Let me remind you that information security experts from all over the world really note a huge surge in fraudulent activity related to COVID-19. For example, RiskIQ analysts reported that in just one day, March 15, 2020, they discovered 13,500 suspicious domains associated with coronavirus. The next day, another 35,000 suspicious domains were discovered, and more than 17,000 domains in two days. Basically, such sites distribute malware or engage in open fraud: sell non-existent vaccines, drugs, tests for coranavirus and so on.
James encouraged registrars to take the following countermeasures:
- Automatically and manually check all recently registered domain names associated with the coronavirus;
- create a special channel for authorities and the public through which it will be possible to report fraudsters parasitizing in a pandemic;
- unregister all domain names already registered by fraudsters;
- deploy systems to stop the registration of domains associated with coronavirus;
- deploy systems to block the quick registration of domains associated with coronavirus;
- update the terms of service by adding paragraphs about “tough law enforcement measures” that would follow in the event of the illegal use of such domains.
Journalists of the publication Zdnet received comments from representatives of three of the six companies listed above. The head of Namecheap assured that the company is already working with the authorities to "actively prevent and close any fraudulent or abusive domains and sites associated with COVID-19 and coronavirus." In addition, the registrar forbade the use of these words in the tool to search for free domain names in order to prevent further registration of such domains.
GoDaddy and Endurance, in turn, said they would continue to rely on existing abuse reporting mechanisms. The companies were assured that they already have effective processes and procedures for investigating and promptly responding to notifications of illegal customer activity, including alleged fraud.
Now the question is how quickly domain registrars will respond to abuse reports. For example, according to research In 2018, hosters usually need three days to close a site that violates the rules.

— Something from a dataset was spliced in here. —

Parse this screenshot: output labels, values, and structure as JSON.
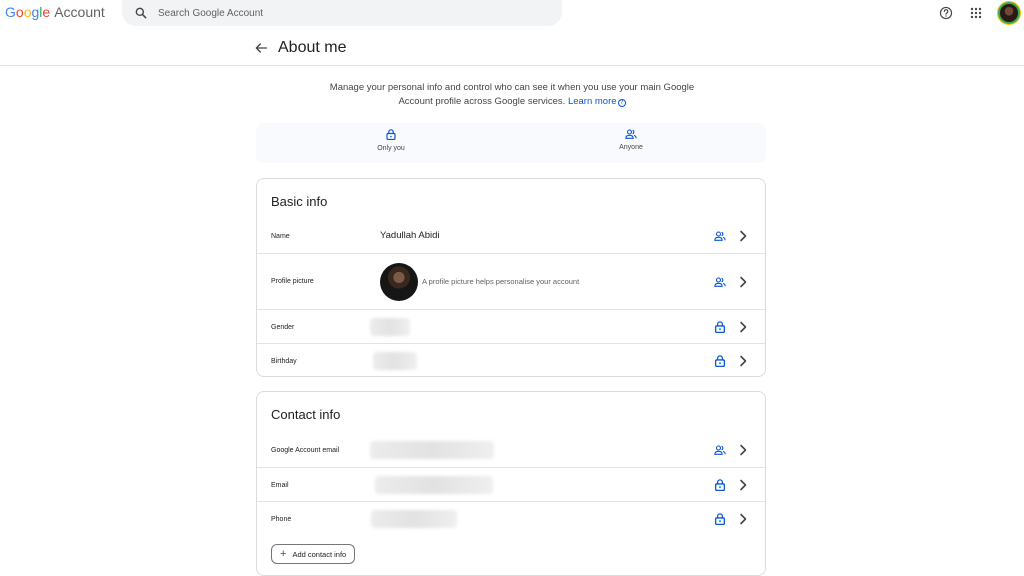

It is also worth mentioning that earlier this week Europol announced that police from more than 90 countries came together to conduct “Operations of Pangea »designed to stop the growing flow of COVID-19 fraud.
The operation was coordinated by Interpol, and one of its stages took place from March 3 to 10, 2020. Law enforcement officers from 90 countries eliminated 37 criminal groups and made 121 arrests. In total, they confiscated potentially dangerous medicines worth 13 million euros (most were painkillers and antibiotics, which were tricked into panicking consumers because of coronavirus). In addition, law enforcement authorities seized about 34,000 fake surgical masks that did not meet the required standards, as well as fake kits for HIV self-testing and glucose testing.
Large online retailers are trying to combat price gouging and fraud on their own and block the distribution of products that claim to be the prevention or treatment of coronavirus. For example, in recent weeks, Amazon has discontinued at least one million of these goods, and currently two people in the USA are under investigation: They bought nearly 18,000 hand sanitizers from Dollar Tree, Walmart, Staples, and Home Depot and tried to sell them at Amazon at overpriced prices.